───── Exercise materials
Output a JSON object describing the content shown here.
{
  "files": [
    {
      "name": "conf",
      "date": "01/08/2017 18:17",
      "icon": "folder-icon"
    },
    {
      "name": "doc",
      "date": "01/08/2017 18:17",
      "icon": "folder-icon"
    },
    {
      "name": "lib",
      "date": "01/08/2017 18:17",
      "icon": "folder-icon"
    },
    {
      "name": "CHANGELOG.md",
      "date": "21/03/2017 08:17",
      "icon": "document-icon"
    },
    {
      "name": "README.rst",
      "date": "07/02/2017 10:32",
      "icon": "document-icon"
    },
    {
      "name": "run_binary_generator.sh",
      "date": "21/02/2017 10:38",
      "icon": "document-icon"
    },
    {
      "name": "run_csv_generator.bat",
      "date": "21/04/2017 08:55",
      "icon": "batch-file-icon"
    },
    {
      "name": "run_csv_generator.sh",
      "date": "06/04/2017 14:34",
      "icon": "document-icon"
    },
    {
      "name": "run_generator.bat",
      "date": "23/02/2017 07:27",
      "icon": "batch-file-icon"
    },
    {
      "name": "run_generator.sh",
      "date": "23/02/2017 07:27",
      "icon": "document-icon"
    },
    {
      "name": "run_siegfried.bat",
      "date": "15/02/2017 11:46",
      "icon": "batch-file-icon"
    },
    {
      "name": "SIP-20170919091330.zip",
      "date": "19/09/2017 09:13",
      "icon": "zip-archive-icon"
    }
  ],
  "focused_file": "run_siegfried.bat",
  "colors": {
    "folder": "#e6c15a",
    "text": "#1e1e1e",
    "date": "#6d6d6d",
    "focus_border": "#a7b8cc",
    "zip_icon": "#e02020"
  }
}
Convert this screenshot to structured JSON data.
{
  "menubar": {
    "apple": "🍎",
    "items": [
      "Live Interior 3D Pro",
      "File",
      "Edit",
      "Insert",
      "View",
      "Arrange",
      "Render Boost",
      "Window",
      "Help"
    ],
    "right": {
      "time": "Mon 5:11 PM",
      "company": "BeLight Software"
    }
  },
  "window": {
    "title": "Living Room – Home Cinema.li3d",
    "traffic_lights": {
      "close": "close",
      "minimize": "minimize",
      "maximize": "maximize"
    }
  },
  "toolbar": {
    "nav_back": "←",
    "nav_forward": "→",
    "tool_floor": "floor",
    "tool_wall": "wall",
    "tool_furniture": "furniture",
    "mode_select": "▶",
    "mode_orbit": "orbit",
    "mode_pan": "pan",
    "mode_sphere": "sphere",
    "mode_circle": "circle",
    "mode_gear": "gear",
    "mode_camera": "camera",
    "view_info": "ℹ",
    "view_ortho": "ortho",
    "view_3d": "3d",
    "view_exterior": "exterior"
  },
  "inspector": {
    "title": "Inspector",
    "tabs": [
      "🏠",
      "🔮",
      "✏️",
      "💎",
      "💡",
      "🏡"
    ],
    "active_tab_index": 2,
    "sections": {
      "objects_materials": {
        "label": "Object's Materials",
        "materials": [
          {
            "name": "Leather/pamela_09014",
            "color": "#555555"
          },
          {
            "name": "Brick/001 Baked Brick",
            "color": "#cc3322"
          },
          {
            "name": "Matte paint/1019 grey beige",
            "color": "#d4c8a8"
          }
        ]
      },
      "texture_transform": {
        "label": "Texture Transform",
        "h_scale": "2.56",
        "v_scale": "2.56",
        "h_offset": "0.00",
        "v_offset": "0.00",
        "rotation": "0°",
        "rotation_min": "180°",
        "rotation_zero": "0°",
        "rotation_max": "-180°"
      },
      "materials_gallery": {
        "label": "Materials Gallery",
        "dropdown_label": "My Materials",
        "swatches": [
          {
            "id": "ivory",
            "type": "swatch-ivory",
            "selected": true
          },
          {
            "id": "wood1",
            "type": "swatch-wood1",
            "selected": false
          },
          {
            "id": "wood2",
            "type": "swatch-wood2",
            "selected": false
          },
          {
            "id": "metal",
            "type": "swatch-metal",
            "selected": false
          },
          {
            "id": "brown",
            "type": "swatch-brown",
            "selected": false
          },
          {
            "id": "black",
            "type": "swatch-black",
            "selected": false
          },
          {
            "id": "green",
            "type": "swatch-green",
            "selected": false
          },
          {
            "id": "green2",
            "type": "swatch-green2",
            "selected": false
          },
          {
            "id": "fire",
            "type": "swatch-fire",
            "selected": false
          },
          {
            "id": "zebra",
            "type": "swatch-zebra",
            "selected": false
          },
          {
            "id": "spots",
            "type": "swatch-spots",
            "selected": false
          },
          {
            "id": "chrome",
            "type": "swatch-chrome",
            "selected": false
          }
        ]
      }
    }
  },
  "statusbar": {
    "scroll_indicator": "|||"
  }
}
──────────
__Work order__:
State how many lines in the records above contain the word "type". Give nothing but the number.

__Answer to this problem__:
12